The second annual Women in Technology (WIT) virtual conference, “Leadership in a Culture of Constant Change,” sponsored by the Big Ten Academic Alliance WIT peer group took place on Friday, February 7. In addition to five local watch party locations, the free virtual conference was available via Zoom. The video recording of the virtual conference can be viewed on the Zoom website.
A diverse panel of five women leaders in education technology began the day with an exploration of the topic, “Disruption as an Opportunity.” The group members’ varying backgrounds, ethnicities, and ages provided unique perspectives on how to handle the challenges presented by changes in their personal and professional lives.
Featured panelists included Liv Gjestvang at Ohio State, Maggie Jesse at the University of Iowa Stacy Morrone at Indiana University, Jennifer Sparrow at Penn State, and Sherri Braxton at the University of Maryland. Each woman shared a personal story of disruption that has shaped their life – caring for children and older parents, marriage, divorce, illness, career relocations – and how they overcame the challenge by prioritizing, assessing work-life balance, and making decisions that led them to their current leadership positions.
Morrone, associate vice president with Learning Technology at Indiana University reflected on a time early in her career when she oversaw the transition from one learning management system to another at the university. It was her first IT leadership task in a new position. The night before the semester began, the management system failed. After a hectic couple of days trying to get the system back up and running, Morrone reflected on the experience. The next time she was faced with a similar challenge, she would be prepared. She highlighted the importance of developing a tough skin early on and making sure your team is made up of the right people to support you when issues arise.
Sparrow, associate vice president for Teaching and Learning with Technology at Penn State, shared a sudden career change. After landing her current position and settling down in State College, Sparrow reflected on the experience and emphasized a few key leadership lessons:
- Words matter. What you say can profoundly impact people.
- Nurture your network.
- Ask for help. Asking for help doesn’t show weakness; it shows strength.
- Even in the darkest of times, what you learn will shape how you lead in the future. Sometimes it hurts, and sometimes those lessons stink, but they are extremely valuable.
Following the panel conversation, Lois Brooks, vice provost for Information Technology and chief information officer at the University of Wisconsin-Madison; and Michele Norin, senior vice president and chief information officer at Rutgers led a discussion on leadership superpowers, the impact of personal style and successfully using your voice in leadership roles. Playing on their experiences as CIOs, they focused on the impact of company culture, being a team player and the importance of being adaptable in new jobs and environments.
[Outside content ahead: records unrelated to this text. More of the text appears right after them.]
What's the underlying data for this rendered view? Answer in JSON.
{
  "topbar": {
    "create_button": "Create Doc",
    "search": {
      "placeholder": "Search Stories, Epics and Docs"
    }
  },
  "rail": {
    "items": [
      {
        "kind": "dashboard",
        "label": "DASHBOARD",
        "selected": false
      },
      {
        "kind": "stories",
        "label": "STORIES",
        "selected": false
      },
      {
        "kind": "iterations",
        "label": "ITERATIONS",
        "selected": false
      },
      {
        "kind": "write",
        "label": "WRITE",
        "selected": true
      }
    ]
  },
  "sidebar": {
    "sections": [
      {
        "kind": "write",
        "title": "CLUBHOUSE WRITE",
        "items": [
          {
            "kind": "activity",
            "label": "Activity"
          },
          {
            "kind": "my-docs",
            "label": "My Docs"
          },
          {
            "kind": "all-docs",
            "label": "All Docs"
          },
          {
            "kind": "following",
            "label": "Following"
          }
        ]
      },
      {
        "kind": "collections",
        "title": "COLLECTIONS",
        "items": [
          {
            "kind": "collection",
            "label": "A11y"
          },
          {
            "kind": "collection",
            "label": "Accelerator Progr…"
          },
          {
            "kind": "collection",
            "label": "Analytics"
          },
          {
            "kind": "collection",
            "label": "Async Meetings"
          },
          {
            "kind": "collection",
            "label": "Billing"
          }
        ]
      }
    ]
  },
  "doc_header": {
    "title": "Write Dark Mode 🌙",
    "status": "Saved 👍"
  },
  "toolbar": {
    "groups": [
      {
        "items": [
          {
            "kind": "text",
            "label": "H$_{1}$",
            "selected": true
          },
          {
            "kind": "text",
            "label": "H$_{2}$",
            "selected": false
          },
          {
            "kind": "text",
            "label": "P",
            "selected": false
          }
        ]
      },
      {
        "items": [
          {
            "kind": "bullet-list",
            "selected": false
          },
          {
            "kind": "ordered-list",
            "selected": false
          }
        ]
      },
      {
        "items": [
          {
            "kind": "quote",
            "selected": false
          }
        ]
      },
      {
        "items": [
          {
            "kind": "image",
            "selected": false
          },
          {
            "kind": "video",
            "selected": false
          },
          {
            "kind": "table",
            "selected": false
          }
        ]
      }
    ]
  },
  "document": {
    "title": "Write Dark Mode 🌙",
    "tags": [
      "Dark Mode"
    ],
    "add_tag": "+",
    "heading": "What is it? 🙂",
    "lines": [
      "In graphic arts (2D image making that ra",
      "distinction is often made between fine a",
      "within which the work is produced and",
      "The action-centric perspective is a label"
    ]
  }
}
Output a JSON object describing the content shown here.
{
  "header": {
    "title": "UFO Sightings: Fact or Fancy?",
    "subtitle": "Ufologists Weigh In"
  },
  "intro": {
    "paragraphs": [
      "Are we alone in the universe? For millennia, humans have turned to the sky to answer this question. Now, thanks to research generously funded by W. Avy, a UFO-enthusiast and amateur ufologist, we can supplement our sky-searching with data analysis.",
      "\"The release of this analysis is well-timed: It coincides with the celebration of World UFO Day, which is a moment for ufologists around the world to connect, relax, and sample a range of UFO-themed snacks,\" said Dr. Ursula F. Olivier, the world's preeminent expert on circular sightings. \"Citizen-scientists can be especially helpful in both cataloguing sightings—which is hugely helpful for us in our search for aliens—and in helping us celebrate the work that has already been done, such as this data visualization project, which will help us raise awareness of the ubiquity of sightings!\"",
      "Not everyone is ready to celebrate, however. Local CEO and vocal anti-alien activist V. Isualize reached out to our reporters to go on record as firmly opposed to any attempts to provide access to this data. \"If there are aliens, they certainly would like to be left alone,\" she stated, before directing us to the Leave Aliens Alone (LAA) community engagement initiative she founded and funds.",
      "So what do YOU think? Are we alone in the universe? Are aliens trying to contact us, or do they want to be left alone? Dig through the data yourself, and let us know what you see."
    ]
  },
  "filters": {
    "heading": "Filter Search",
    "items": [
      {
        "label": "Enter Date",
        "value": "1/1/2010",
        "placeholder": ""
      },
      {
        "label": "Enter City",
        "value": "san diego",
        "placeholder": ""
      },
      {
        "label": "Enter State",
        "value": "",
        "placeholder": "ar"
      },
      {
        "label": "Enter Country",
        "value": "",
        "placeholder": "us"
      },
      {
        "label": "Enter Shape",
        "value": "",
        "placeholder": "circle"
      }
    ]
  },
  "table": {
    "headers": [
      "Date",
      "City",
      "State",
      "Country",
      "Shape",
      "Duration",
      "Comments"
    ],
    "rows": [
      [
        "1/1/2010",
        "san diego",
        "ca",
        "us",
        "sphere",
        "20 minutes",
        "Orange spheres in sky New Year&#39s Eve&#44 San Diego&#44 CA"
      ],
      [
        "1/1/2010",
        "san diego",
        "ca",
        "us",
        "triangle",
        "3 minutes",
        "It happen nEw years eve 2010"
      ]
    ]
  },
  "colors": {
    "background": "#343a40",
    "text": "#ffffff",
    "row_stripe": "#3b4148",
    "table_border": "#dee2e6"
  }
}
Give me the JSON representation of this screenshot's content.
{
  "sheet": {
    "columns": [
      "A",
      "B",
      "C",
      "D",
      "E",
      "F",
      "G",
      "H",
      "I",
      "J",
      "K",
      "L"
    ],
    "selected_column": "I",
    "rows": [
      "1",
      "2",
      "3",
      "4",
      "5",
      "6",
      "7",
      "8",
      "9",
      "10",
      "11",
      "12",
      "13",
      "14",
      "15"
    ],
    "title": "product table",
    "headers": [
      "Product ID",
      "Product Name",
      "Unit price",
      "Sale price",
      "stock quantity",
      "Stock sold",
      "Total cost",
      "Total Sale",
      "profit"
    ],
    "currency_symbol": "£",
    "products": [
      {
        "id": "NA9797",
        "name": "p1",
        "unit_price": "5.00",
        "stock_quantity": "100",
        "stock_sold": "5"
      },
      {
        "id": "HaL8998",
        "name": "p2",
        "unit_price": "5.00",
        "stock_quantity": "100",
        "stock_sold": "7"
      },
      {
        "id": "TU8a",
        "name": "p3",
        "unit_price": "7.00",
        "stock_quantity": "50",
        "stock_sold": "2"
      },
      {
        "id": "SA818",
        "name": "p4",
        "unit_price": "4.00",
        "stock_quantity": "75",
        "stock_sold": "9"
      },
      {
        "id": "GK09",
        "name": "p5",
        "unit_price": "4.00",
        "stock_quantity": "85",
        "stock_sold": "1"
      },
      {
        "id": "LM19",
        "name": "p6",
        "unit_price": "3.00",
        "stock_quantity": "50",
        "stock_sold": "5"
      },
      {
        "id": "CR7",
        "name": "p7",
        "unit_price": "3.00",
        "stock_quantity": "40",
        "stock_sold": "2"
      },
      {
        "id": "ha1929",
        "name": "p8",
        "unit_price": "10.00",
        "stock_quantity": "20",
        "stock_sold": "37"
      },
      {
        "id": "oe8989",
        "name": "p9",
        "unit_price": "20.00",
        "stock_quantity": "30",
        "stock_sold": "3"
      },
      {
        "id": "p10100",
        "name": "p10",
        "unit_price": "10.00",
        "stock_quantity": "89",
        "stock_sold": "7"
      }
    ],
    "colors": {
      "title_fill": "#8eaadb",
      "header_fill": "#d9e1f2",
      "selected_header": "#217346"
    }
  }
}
The stories told by these women emphasized that disruptions happen to most of us and that we need to learn how to use those disruptions as an opportunity for reflection and growth, helping us to succeed. Join the LinkedIn BTAA WIT group to continue these kinds of conversations.